Records for processing:
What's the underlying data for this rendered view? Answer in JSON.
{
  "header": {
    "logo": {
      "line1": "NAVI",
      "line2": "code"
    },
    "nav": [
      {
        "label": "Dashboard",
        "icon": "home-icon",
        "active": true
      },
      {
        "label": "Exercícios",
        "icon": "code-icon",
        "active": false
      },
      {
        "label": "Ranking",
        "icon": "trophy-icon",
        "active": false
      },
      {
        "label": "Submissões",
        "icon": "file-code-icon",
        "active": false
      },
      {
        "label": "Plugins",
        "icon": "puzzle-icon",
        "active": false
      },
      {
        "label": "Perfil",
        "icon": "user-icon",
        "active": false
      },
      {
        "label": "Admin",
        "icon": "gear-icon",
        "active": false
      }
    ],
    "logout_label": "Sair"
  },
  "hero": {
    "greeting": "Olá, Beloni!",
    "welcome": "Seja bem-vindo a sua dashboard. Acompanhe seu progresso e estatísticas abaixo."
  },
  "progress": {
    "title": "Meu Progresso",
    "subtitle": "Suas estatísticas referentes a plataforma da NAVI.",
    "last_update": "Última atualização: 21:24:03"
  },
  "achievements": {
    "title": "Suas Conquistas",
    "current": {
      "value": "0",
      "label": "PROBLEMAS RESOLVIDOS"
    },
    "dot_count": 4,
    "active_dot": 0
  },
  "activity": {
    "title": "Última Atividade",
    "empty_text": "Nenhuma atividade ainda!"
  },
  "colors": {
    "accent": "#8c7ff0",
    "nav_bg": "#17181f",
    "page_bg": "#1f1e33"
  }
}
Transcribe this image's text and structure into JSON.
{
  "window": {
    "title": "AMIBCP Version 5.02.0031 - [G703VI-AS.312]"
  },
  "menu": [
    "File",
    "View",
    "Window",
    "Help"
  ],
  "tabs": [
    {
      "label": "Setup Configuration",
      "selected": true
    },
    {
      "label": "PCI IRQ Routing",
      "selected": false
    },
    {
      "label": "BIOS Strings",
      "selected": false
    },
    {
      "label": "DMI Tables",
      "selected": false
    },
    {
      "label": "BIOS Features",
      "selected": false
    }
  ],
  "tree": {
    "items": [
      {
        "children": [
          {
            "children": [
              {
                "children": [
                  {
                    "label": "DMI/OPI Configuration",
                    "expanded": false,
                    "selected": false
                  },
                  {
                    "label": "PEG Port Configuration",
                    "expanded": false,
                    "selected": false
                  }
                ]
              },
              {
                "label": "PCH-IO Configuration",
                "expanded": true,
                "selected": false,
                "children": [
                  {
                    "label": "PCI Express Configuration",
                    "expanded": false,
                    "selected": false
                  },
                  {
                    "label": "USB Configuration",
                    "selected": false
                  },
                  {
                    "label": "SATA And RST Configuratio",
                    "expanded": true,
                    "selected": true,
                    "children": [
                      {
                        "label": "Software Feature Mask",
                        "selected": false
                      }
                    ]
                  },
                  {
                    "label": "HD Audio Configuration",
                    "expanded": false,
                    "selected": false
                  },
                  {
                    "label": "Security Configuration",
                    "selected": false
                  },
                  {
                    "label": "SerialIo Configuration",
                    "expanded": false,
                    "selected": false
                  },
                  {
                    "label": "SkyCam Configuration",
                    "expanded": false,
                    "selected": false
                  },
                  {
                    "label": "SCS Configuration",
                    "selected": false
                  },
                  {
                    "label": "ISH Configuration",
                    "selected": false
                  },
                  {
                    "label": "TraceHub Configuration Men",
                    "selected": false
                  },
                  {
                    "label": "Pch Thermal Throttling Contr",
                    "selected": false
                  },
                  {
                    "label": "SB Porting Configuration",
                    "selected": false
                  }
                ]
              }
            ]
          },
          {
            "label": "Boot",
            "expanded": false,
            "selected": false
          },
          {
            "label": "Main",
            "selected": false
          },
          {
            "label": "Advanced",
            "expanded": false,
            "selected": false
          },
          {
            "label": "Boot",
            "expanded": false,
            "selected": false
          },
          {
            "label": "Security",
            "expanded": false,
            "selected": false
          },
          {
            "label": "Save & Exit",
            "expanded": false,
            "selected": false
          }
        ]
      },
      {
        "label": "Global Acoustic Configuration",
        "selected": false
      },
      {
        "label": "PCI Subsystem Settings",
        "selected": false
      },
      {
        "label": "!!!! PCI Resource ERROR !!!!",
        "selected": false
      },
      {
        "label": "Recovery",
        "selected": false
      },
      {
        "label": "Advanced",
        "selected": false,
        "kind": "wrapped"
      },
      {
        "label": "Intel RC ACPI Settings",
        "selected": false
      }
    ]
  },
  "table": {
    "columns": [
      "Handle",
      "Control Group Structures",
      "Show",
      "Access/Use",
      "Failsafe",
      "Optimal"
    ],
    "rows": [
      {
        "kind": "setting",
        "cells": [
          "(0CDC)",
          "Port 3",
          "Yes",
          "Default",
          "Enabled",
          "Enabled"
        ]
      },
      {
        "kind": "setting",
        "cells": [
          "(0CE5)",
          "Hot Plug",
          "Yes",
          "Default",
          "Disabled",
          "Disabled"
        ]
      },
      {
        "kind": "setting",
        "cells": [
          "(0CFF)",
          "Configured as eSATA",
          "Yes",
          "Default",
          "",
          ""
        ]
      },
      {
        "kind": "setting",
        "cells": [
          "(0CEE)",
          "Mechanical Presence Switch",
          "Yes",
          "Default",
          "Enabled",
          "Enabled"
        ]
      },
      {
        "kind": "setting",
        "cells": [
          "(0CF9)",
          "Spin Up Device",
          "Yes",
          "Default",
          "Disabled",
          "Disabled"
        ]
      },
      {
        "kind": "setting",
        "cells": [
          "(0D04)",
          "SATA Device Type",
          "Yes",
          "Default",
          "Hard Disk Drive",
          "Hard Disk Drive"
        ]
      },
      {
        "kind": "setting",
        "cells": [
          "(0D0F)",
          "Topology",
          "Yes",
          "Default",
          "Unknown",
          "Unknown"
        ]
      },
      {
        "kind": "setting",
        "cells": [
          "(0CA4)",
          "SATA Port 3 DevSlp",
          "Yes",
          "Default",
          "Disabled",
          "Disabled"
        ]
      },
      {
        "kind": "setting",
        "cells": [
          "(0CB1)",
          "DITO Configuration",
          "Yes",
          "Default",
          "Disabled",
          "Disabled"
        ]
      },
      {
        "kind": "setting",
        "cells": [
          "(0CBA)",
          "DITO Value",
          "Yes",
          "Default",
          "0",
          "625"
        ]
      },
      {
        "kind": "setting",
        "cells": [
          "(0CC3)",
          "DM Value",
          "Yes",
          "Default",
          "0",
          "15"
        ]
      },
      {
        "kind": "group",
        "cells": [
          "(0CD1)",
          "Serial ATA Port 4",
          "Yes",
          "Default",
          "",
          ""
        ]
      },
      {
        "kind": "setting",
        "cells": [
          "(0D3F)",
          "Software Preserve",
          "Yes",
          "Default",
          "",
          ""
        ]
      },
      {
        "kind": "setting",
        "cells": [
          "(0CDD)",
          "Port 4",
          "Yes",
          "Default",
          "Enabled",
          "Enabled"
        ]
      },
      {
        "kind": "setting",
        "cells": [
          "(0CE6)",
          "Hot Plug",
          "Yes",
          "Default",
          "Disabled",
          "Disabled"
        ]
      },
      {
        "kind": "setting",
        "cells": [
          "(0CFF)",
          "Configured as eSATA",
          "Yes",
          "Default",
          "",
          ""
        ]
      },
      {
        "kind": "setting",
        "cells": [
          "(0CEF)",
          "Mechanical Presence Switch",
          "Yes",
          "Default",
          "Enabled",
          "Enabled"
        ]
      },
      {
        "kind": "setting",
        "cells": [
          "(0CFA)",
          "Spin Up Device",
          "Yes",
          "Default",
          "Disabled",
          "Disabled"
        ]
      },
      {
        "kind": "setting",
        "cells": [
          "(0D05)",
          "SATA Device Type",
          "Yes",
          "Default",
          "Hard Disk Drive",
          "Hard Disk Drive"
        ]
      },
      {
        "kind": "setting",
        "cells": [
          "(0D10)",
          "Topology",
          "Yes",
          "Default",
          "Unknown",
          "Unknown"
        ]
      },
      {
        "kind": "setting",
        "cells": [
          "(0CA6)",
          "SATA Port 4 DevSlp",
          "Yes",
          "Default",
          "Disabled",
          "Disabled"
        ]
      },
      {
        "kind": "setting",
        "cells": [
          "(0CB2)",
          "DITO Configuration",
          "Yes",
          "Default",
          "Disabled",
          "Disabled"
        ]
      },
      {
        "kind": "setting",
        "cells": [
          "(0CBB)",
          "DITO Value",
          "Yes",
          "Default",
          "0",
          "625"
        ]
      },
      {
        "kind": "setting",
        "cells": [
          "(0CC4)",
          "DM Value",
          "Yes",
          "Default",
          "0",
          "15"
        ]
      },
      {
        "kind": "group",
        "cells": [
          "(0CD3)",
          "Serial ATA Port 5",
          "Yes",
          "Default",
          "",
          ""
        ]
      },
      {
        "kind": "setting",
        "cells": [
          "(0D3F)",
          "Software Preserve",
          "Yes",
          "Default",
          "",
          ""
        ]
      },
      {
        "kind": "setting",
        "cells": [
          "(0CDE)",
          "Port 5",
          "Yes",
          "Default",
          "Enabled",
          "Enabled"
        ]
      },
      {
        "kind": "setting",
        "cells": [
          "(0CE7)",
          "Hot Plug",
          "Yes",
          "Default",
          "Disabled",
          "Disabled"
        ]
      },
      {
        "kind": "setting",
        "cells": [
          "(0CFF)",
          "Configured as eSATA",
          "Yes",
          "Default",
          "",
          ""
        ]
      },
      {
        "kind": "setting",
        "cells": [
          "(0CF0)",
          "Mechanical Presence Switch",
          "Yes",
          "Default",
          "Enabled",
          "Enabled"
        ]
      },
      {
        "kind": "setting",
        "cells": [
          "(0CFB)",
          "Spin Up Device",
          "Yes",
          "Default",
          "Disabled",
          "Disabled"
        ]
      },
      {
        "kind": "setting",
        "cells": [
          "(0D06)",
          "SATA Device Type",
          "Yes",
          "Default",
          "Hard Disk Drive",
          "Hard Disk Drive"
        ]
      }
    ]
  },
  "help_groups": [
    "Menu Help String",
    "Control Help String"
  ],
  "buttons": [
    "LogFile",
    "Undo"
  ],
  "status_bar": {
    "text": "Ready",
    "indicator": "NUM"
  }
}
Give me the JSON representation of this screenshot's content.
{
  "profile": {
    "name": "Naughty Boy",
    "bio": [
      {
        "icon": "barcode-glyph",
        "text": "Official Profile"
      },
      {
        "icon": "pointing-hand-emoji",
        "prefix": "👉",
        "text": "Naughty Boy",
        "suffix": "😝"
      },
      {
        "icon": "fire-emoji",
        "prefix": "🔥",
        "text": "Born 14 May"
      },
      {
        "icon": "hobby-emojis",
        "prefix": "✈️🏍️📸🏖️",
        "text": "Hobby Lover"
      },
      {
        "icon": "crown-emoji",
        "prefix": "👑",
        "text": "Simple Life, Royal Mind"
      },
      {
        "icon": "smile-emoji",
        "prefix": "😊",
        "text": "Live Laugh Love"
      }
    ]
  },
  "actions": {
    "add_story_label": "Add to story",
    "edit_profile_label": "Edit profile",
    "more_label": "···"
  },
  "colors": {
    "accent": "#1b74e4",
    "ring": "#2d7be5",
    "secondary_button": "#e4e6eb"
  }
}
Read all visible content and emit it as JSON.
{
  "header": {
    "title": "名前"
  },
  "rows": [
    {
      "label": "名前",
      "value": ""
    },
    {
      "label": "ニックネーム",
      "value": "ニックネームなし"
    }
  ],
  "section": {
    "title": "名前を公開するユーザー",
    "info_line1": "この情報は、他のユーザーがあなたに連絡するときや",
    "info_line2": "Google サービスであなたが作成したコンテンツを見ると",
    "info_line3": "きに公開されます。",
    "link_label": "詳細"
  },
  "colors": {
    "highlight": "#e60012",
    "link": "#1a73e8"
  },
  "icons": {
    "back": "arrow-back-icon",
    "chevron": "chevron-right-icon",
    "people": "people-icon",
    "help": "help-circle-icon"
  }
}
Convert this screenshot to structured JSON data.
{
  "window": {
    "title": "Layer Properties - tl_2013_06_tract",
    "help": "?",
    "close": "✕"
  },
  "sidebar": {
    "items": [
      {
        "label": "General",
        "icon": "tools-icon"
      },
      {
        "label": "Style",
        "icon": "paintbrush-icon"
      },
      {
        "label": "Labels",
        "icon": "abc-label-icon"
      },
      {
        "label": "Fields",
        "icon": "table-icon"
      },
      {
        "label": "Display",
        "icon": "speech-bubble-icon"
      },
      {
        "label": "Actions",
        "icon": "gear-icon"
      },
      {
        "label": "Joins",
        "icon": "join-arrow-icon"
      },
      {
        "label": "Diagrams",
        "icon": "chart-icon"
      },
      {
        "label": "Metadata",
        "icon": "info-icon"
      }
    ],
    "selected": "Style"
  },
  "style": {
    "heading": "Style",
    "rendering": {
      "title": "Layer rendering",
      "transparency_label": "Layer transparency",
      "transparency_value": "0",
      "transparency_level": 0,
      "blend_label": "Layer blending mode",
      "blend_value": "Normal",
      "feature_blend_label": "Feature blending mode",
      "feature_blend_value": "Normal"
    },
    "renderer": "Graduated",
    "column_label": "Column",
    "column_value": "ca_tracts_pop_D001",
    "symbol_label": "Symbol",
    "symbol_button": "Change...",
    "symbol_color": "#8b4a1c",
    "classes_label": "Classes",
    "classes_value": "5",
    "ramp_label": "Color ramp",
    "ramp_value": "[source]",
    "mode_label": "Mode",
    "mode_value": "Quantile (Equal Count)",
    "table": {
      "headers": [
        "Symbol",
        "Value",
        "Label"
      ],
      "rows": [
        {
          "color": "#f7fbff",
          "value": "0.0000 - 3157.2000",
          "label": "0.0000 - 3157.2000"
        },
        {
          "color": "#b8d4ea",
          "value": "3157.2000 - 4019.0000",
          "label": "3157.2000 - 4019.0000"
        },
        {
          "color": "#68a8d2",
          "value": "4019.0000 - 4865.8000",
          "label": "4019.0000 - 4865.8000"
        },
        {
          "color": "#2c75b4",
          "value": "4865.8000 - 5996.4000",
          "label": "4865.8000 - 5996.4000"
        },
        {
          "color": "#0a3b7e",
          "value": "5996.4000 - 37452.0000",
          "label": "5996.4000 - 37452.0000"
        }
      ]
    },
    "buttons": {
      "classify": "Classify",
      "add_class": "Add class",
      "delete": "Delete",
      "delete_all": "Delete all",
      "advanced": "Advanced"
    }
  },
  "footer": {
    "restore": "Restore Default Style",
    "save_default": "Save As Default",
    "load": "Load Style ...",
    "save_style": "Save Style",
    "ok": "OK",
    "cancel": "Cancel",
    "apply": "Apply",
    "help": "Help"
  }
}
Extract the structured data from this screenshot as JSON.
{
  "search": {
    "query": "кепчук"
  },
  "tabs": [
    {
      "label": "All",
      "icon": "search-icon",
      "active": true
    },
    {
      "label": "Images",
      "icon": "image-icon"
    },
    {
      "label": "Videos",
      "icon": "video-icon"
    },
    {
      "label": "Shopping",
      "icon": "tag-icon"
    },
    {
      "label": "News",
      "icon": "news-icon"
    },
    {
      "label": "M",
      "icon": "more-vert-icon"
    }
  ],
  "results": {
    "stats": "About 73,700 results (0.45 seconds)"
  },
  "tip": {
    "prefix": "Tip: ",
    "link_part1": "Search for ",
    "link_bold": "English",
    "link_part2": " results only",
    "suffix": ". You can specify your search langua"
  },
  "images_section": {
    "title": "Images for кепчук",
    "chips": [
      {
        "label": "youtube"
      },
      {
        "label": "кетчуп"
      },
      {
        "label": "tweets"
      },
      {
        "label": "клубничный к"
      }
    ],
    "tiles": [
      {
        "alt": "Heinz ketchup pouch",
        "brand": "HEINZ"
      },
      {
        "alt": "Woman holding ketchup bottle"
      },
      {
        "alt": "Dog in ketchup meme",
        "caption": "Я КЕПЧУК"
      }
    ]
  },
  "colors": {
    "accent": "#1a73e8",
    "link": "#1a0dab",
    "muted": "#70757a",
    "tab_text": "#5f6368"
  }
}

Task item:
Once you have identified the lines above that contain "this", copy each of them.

Answer to the problem:
What's the underlying data for this rendered view? Answer in JSON.
Transcribe this image's text and structure into JSON.
Give me the JSON representation of this screenshot's content.
Convert this screenshot to structured JSON data.
Extract the structured data from this screenshot as JSON.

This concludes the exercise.